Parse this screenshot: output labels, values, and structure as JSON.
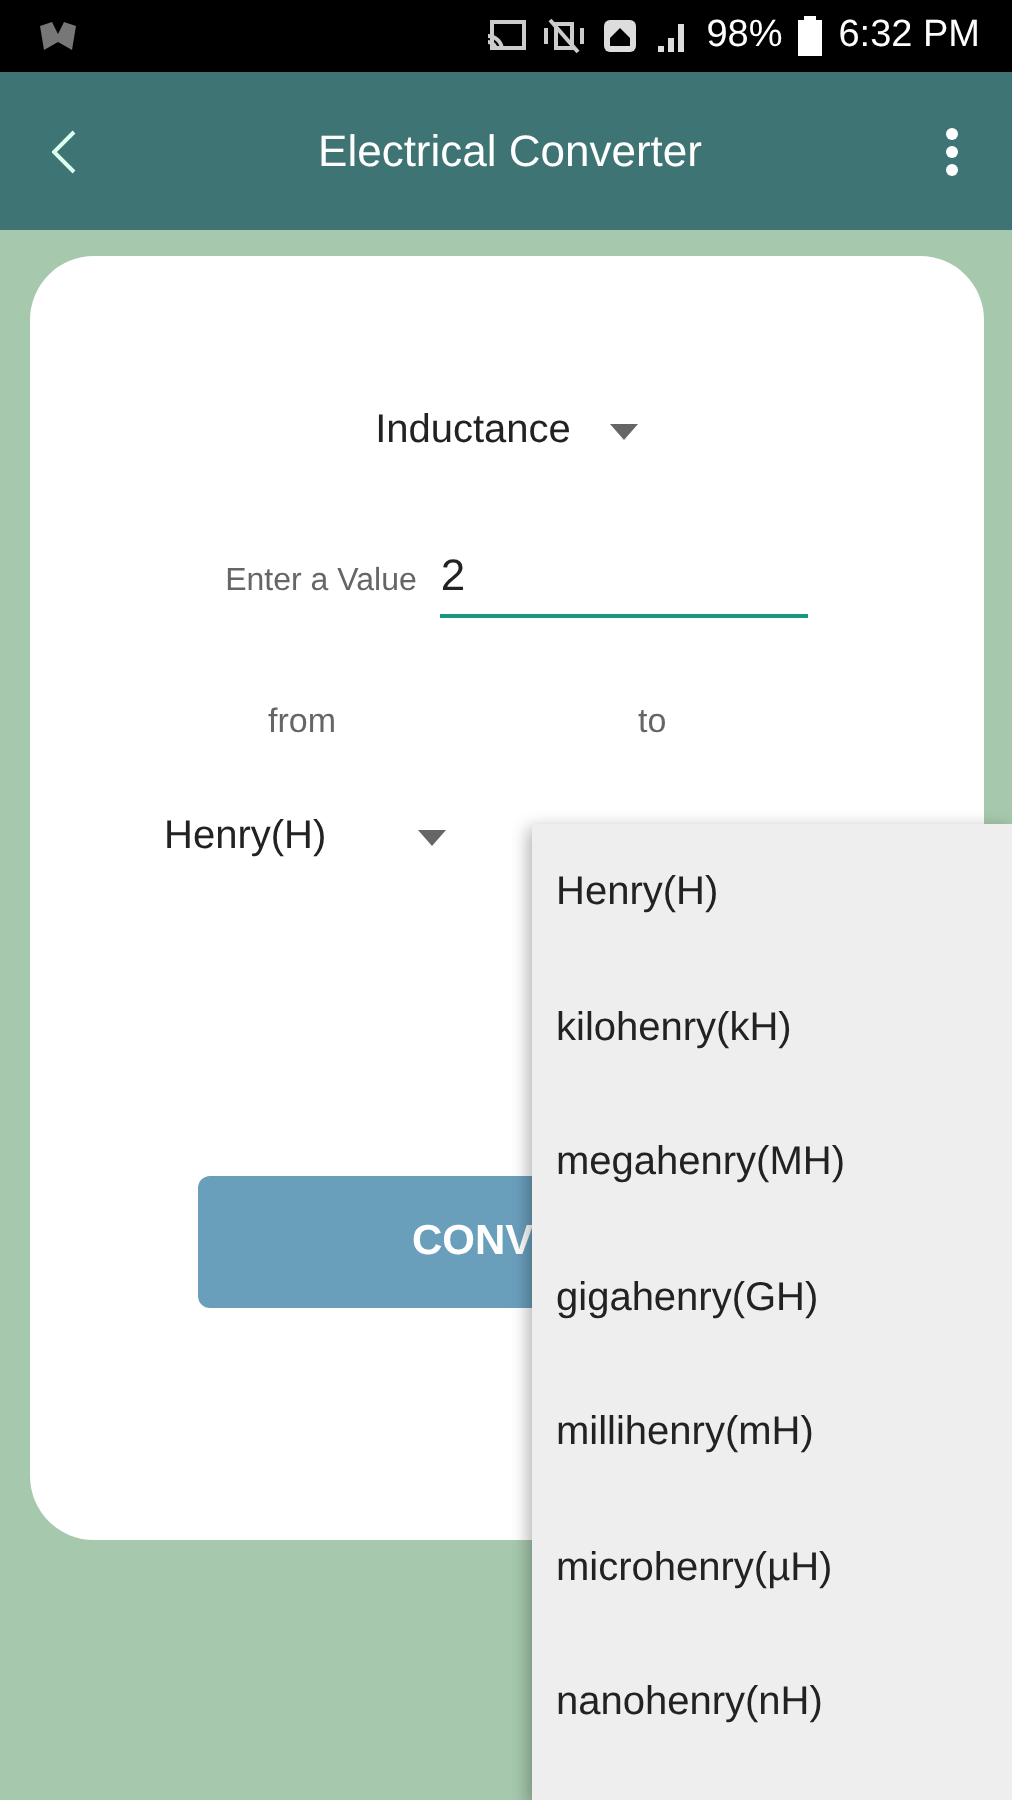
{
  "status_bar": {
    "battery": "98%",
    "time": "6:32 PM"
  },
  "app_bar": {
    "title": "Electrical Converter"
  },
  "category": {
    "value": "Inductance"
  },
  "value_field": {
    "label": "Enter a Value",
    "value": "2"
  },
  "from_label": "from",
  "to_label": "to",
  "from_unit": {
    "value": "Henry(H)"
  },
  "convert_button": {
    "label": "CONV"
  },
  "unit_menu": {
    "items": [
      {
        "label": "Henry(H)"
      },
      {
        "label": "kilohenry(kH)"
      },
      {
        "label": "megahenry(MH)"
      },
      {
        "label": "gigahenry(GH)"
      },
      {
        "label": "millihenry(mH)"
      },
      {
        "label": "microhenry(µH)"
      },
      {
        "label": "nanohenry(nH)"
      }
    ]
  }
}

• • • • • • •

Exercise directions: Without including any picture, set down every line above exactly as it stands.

Exercise answer:
Parse this screenshot: output labels, values, and structure as JSON.
{
  "status_bar": {
    "battery": "98%",
    "time": "6:32 PM"
  },
  "app_bar": {
    "title": "Electrical Converter"
  },
  "category": {
    "value": "Inductance"
  },
  "value_field": {
    "label": "Enter a Value",
    "value": "2"
  },
  "from_label": "from",
  "to_label": "to",
  "from_unit": {
    "value": "Henry(H)"
  },
  "convert_button": {
    "label": "CONV"
  },
  "unit_menu": {
    "items": [
      {
        "label": "Henry(H)"
      },
      {
        "label": "kilohenry(kH)"
      },
      {
        "label": "megahenry(MH)"
      },
      {
        "label": "gigahenry(GH)"
      },
      {
        "label": "millihenry(mH)"
      },
      {
        "label": "microhenry(µH)"
      },
      {
        "label": "nanohenry(nH)"
      }
    ]
  }
}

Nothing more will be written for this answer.